(Extracted information Opens)

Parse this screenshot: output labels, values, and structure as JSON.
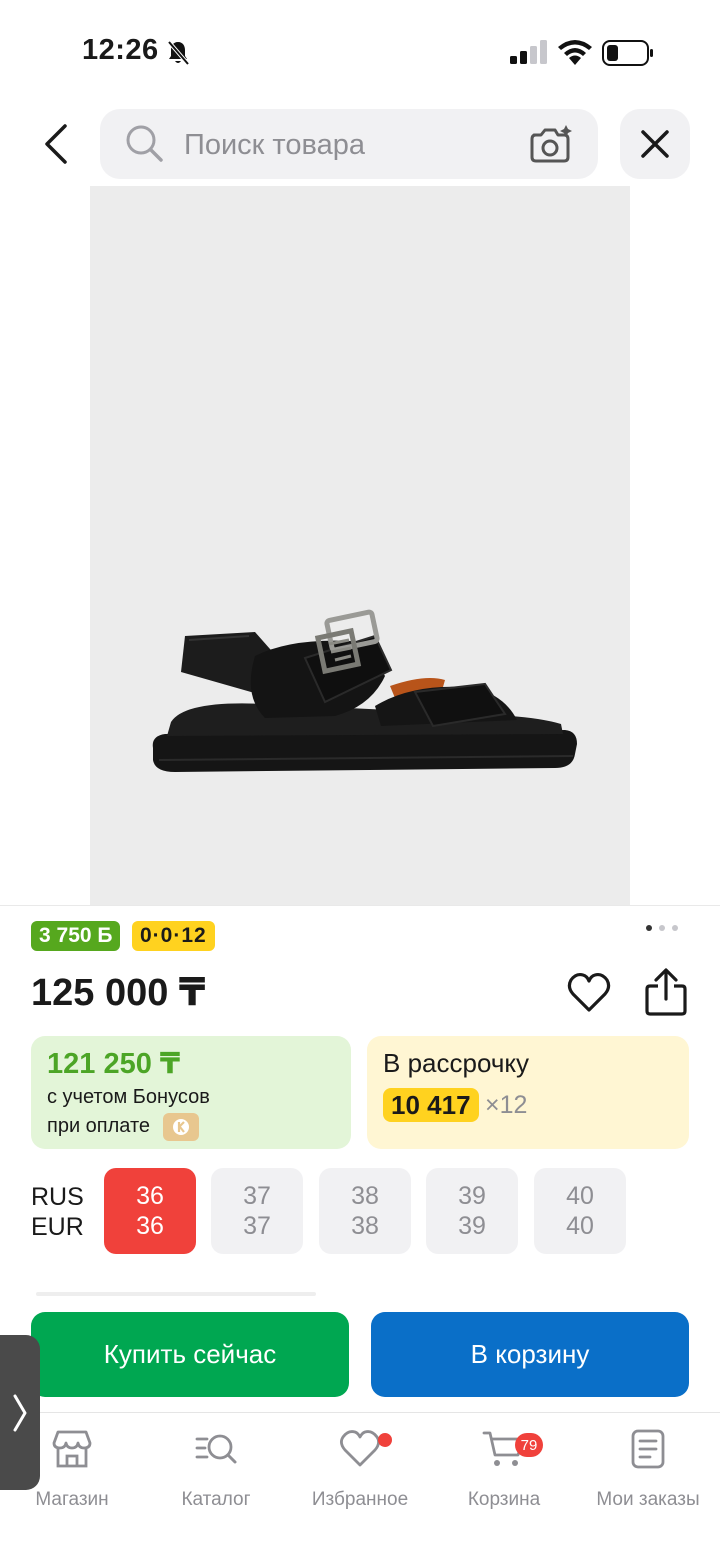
{
  "status_bar": {
    "time": "12:26"
  },
  "search": {
    "placeholder": "Поиск товара"
  },
  "badges": {
    "bonus": "3 750 Б",
    "installment": "0·0·12"
  },
  "price": "125 000 ₸",
  "bonus_card": {
    "price": "121 250 ₸",
    "line1": "с учетом Бонусов",
    "line2": "при оплате"
  },
  "installment_card": {
    "title": "В рассрочку",
    "amount": "10 417",
    "months": "×12"
  },
  "sizes": {
    "label_rus": "RUS",
    "label_eur": "EUR",
    "items": [
      {
        "rus": "36",
        "eur": "36",
        "selected": true
      },
      {
        "rus": "37",
        "eur": "37",
        "selected": false
      },
      {
        "rus": "38",
        "eur": "38",
        "selected": false
      },
      {
        "rus": "39",
        "eur": "39",
        "selected": false
      },
      {
        "rus": "40",
        "eur": "40",
        "selected": false
      }
    ]
  },
  "actions": {
    "buy": "Купить сейчас",
    "cart": "В корзину"
  },
  "gallery": {
    "total": 3,
    "active_index": 0
  },
  "nav": {
    "items": [
      {
        "label": "Магазин",
        "icon": "shop-icon"
      },
      {
        "label": "Каталог",
        "icon": "catalog-search-icon"
      },
      {
        "label": "Избранное",
        "icon": "heart-icon"
      },
      {
        "label": "Корзина",
        "icon": "cart-icon"
      },
      {
        "label": "Мои заказы",
        "icon": "orders-icon"
      }
    ],
    "cart_count": "79"
  },
  "colors": {
    "green_price": "#4ca526",
    "selected_size": "#f0413b",
    "buy": "#00a751",
    "cart": "#0a6fc8",
    "yellow": "#ffd21f"
  }
}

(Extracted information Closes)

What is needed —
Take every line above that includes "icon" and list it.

Reply to the exercise —
        "icon": "shop-icon"
        "icon": "catalog-search-icon"
        "icon": "heart-icon"
        "icon": "cart-icon"
        "icon": "orders-icon"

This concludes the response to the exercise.